A woman is at the center of all Timur's afterlife encounters. She is the subject of his life's greatest regret, and she materializes everywhere in this Otherworld in 'Black Lodge,' premiering Oct. 1 and 2 at the Philadelphia Film Center.

Black Lodge

A large portion of Festival O22 will be on screen (more on that in a bit), but composer David T. Little and librettist Anne Waldman’s Black Lodge will be the only live-scored production. Its world premiere will be Oct. 1 at the Philadelphia Film Center.

The structure of the piece is akin to a song cycle, with a mood inspired by the surrealist writer William S. Burroughs and through a lens similar to David Lynch’s Twin Peaks. Little notes that “there’s not necessarily a story [the music and libretto are] telling. They’re exploring feelings — states of consciousness and existence — they’re very poetic in that sense, rather than narrative.”

In the story, a writer finds himself trapped in the darkest moments of his life, the “black lodge,” unable to escape his demons or a woman who is the subject of his life’s greatest regret. He goes through multiple emotions in the opera, which are largely expressed in different vocal styles by the singer Timur. “There are definitely three different timbres — one of them is a baritone, another one is a tenor, and the third one is a countertenor,” he says. He also lists growling and whispering among the “huge palette” of sounds he gets to make.

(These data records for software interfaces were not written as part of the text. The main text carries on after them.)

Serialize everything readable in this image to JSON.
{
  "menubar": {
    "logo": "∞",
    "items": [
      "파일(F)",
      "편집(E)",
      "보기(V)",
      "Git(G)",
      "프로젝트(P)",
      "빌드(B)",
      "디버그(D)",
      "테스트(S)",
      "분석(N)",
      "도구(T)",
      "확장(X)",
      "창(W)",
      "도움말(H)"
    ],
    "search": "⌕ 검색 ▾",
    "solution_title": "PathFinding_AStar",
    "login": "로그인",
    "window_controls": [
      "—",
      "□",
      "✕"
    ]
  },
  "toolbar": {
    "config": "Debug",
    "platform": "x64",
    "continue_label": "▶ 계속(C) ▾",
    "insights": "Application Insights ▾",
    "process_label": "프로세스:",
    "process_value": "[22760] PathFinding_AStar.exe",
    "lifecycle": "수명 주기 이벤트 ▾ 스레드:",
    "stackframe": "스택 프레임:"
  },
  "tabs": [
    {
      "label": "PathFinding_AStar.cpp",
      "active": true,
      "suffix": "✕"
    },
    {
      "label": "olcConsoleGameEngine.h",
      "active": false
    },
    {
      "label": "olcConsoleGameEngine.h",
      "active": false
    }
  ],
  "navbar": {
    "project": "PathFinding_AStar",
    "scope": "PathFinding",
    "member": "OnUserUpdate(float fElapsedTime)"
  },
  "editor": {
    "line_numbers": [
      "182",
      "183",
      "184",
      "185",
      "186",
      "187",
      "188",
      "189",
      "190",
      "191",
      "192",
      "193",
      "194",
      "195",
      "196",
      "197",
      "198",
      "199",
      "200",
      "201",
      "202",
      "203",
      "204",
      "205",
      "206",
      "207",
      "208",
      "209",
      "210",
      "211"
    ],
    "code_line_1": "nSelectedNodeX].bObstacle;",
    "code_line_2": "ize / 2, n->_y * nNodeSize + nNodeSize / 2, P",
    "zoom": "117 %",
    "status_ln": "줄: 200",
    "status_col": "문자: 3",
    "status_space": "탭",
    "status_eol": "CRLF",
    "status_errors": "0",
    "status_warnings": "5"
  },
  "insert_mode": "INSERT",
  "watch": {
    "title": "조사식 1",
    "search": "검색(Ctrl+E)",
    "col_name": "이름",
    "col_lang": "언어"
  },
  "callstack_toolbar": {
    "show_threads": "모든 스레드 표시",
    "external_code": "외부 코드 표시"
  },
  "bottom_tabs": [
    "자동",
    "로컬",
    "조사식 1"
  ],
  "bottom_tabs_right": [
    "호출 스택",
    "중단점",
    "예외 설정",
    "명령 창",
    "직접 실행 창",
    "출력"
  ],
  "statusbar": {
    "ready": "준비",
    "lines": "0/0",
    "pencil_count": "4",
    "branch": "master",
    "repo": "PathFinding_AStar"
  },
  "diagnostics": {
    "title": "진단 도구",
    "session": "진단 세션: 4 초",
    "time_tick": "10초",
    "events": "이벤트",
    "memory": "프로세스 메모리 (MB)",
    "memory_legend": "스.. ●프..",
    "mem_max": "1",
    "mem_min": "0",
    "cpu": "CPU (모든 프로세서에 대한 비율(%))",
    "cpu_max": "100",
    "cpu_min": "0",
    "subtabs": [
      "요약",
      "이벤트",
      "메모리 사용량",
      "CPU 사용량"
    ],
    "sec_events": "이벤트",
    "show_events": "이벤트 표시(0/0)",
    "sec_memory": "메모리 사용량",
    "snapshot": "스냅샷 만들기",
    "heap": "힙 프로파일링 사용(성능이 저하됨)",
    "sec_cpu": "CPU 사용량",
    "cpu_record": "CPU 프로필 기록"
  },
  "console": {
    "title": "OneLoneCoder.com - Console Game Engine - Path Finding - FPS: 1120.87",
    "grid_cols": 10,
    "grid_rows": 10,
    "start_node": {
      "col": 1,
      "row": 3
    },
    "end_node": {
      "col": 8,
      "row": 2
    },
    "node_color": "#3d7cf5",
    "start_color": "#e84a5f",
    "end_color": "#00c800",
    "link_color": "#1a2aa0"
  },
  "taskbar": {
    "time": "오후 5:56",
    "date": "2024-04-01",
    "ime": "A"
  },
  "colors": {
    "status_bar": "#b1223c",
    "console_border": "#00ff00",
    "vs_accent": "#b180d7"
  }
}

Discussing the overall sound of the piece, bands such as Nine Inch Nails, Rammstein, and Alice Cooper come up, even referring to the Black Sabbath song “War Pigs” and French Baroque opera shortly after each other. The trailer gives one idea of where the piece goes musically:

Thinking about opera audiences, Little is sure to note that he approached this piece as a classical composer, and Timur notes that entry points are everywhere; he approaches the work as an opera singer with a classical foundation, and does at some points in the piece actually sing in an operatic style. But as Timur adds: “It’s certainly not Cats.” There will be two screenings on Oct. 1 and 2 at the Philadelphia Film Center, and the film will be available to stream for a period of time afterward.

Opera on Film

In addition to Black Lodge, the Philadelphia Film Center will be screening various opera films, mostly of new works; highlights include dwb (driving while black); Goodbye, Mr. Chips; the Beyonce film Carmen: A Hip Hopera; and the Joseph Losey production of Don Giovanni. Screenings run from Sept. 27th to Oct. 2; the full list and more information can be found at Opera Philadelphia’s website.

Afternoons at AVA

Internationally acclaimed soprano Latonia Moore and bass-baritone Andre Courville headline a sold-out pair of recitals which will also feature current resident artists at the Academy of Vocal Arts. Courville’s recital is on Sept. 24, and Moore’s will be Oct. 1; more information is available at the series’ page.

John T.K. Scherch (JohnTK@wrti.org) shares the morning’s musical and other offerings weekdays on WRTI 90.1. Previously, he was the first new host on WBJC in Baltimore in nearly 20 years, hosting the evening, Sunday afternoon, and request programs, and he is also an alumnus of U92, the college radio station of West Virginia University and a consecutive national Station of the Year winner.